Artificial intelligence is being trained to be sexist and racist
In the 21st century, robots are among our closest and most trusted allies. Just over the past few years, many of them have been responsible for operating our vehicles, for carrying out critical and complicated medical operations and, according to US Army General Robert Cone, they could soon be dominating the battlefield, replacing a quarter of all US combat soldiers by 2030. Much more importantly though, robot bartenders have been introduced, meaning that the machines could soon be responsible for pouring our post-work bevvies - now there's a big responsibility in itself.
Yet, as our reliance on machines grows with the passing of time, the moment has finally come to consider the possibility that they may not be the things to put our unabridged trust in. Why, you ask? Mostly due to the fact that a lot of them are racist. Oh, and sexist. Yep, the next time you put your complete and undivided faith into an automated machine, you might want to remember that they could be dragging you down a dark path.
So, how exactly do we know this for sure? The idea originated in a study published in 2017 in the journal Science, which revealed that as machines are getting closer to acquiring human-like language abilities, they are also absorbing the deeply ingrained biases within our language. Of course, it isn't the robots making our society racist, it's the human beings who make and use them.
The research focused on a machine learning tool known as "word embedding", something that is already used in web search and machine translation. The process works by building up a mathematical representation of language, in which the meaning of a word is distilled into a series of numbers based on which other words most frequently appear alongside it. To make it clear, if you had a word like "flower" it would be linked to pleasantness, but if you had a word like "spider" it would be linked to unpleasantness.
Going on this basis, the research paper that appeared in Science pinpointed some deeply concerning trends that had been acquired by algorithms. These included the fact that the artificial intelligence system was more likely to associate European American names with pleasant words such as “gift” or “happy”, while African American names were more commonly associated with unpleasant words. In addition, the words “female” and “woman” were more closely associated with arts and humanities occupations and with the home, while “male” and “man” were closer to maths and engineering professions.
Joanna Bryson, a computer scientist at the University of Bath and a co-author of the study, was keen to make it clear that these disturbing trends were the fault of humans, not of AI. She said: “A lot of people are saying this is showing that AI is prejudiced. No. This is showing we’re prejudiced and that AI is learning it.”
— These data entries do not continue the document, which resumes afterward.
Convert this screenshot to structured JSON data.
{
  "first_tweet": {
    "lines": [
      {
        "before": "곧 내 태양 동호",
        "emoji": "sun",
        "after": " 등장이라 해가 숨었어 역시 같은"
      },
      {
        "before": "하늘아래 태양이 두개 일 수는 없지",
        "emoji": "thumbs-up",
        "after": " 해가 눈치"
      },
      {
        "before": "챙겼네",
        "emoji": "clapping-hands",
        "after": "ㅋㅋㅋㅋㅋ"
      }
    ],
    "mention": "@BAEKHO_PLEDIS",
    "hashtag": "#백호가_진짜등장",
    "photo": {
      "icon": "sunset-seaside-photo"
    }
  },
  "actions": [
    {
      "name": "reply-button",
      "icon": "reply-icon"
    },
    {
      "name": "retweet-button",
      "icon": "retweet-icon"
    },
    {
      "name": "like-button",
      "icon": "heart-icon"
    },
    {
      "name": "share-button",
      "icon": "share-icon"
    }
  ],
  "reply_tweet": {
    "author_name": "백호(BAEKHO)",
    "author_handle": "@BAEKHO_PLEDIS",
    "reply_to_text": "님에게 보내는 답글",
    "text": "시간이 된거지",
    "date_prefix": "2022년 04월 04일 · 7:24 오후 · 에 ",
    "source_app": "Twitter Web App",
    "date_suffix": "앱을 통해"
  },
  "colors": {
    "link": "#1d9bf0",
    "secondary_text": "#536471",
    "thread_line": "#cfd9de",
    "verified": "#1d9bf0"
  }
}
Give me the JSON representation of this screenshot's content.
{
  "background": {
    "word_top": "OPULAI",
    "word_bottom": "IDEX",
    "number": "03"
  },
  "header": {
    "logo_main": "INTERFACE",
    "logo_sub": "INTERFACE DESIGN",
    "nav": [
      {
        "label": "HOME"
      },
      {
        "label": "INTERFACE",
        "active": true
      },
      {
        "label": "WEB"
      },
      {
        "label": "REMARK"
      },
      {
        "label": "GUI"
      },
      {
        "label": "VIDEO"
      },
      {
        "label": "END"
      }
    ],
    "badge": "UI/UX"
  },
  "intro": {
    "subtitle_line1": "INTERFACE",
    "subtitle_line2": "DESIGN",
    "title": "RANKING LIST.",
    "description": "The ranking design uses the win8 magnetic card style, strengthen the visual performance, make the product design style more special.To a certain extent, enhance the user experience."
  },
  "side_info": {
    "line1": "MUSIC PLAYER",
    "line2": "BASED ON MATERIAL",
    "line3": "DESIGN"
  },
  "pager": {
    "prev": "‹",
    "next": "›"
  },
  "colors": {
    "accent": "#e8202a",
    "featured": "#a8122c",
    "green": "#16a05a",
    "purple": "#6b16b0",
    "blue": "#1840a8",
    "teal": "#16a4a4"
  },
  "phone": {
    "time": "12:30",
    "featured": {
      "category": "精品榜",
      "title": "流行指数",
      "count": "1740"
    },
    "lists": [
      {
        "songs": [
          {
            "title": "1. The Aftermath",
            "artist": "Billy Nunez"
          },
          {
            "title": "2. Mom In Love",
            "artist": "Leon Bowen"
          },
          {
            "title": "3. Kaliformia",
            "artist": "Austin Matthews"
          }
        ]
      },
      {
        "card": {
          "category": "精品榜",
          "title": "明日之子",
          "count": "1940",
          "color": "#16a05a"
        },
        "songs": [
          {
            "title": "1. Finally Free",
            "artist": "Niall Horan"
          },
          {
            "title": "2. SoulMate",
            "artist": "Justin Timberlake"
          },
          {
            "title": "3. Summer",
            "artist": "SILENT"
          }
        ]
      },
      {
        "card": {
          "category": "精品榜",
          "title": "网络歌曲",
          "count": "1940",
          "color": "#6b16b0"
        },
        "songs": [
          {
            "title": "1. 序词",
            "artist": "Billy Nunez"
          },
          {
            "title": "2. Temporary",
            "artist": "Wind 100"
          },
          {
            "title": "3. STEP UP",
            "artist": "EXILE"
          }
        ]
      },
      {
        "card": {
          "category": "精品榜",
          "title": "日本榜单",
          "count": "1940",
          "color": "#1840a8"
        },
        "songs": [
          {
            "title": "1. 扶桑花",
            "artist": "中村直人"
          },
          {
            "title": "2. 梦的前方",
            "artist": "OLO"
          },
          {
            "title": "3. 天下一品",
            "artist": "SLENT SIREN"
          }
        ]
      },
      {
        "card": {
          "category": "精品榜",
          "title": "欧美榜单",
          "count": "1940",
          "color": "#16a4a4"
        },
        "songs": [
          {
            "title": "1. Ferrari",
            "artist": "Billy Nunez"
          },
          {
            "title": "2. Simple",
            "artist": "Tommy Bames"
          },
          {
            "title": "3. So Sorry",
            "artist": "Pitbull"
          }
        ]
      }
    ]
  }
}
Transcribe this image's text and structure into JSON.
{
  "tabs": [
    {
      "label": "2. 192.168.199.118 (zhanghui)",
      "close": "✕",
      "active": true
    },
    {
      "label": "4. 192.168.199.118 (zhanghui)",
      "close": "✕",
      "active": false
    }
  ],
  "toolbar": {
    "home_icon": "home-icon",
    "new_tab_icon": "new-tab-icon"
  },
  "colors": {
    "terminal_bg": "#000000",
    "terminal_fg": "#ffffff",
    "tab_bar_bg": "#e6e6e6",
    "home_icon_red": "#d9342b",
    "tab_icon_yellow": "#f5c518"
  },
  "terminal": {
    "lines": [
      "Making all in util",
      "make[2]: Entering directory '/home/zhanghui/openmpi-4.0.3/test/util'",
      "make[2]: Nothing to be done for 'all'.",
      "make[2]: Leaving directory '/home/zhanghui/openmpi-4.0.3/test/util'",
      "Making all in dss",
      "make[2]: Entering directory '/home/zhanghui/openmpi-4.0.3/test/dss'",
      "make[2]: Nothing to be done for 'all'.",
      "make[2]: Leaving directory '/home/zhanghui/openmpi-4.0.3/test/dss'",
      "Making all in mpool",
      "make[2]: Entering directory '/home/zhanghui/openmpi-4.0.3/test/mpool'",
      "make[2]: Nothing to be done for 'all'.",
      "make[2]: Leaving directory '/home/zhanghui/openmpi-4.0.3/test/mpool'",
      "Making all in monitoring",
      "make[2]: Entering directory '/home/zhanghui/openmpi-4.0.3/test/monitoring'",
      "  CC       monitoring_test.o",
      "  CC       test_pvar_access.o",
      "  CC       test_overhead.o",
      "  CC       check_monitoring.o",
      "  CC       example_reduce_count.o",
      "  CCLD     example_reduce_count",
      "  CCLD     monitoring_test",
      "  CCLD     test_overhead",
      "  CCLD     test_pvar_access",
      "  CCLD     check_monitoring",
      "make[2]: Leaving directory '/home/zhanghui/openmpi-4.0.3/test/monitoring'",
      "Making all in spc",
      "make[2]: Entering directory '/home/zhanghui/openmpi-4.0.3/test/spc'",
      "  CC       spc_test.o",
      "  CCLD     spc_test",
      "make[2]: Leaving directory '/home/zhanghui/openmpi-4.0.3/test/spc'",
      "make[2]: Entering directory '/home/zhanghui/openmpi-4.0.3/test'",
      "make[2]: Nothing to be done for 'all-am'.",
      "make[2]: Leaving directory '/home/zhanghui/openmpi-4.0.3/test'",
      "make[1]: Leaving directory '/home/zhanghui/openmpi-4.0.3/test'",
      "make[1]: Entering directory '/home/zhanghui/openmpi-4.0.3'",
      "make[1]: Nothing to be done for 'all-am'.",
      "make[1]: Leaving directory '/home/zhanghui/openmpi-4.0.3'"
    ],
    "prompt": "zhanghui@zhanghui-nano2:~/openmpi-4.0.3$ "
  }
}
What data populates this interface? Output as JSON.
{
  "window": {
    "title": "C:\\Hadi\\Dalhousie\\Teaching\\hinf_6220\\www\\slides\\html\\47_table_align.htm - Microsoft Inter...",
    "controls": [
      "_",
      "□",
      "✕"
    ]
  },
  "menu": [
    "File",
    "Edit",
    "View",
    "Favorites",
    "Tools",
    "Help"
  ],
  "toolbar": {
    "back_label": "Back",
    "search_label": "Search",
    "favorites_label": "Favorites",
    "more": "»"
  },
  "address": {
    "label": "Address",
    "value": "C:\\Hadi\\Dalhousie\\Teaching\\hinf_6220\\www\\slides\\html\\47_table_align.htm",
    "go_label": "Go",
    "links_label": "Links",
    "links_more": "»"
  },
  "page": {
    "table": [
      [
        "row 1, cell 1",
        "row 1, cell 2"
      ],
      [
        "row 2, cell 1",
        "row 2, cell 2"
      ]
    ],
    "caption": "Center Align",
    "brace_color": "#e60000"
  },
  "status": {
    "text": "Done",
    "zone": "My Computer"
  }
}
Her opinion is reinforced by the fact that these prejudices are exactly the same biases exemplified in implicit association tests, where people in the US and the UK were asked to match words to faces and ended up matching pleasant words to white faces. In addition, one previous study highlighted that an identical CV is 50 per cent more likely to result in an interview invitation if the candidate’s name is European American as opposed to African American.
In fact, there have been multiple studies on the fact that the technology that we create is becoming more and more discriminatory towards minorities. Perhaps one of the most worrying ones was the Correctional Offender Management Profiling for Alternative Sanctions, which plays a role in determining when criminal defendants should be released, across the US.
When Northpointe (the company that created it) ran a risk assessment comparing 10,000 Floridian inmates in 2016, the scores found that black people were almost twice as likely as white people to be assessed as “higher risk” when it came to the probability that they would commit another crime. Black people were found to be 77 per cent more likely to commit a violent crime in the future and 45 per cent more likely to commit any kind of crime in the future. In reality, this figure is extremely different, with only 20 per cent of Northpointe's predictions on future violent crime being accurate.
However, if we're the ones making these machines, surely we can be the ones to fix them, right? You would think this however, experts have cast doubt on whether bias can be completely eliminated from algorithms without stripping away their powers of interpretation too. In the past, experts have called for an AI watchdog to be set up in order to ensure that people are not discriminated against by the secretive algorithms that technology companies often use, maintaining there must always be an explicit part of an AI that is driven by moral ideas and not ingrained prejudice.
However, it appears that this is easier said than done. In pondering how to protect individuals from racist and sexist AI, it seems that one always goes around in a circle - because unless humankind changes, AI will stay largely the same. Until we as a society terminate our racial and gender prejudices, the robots that we create are most likely always going to discriminate unjustly against certain people in one way or another.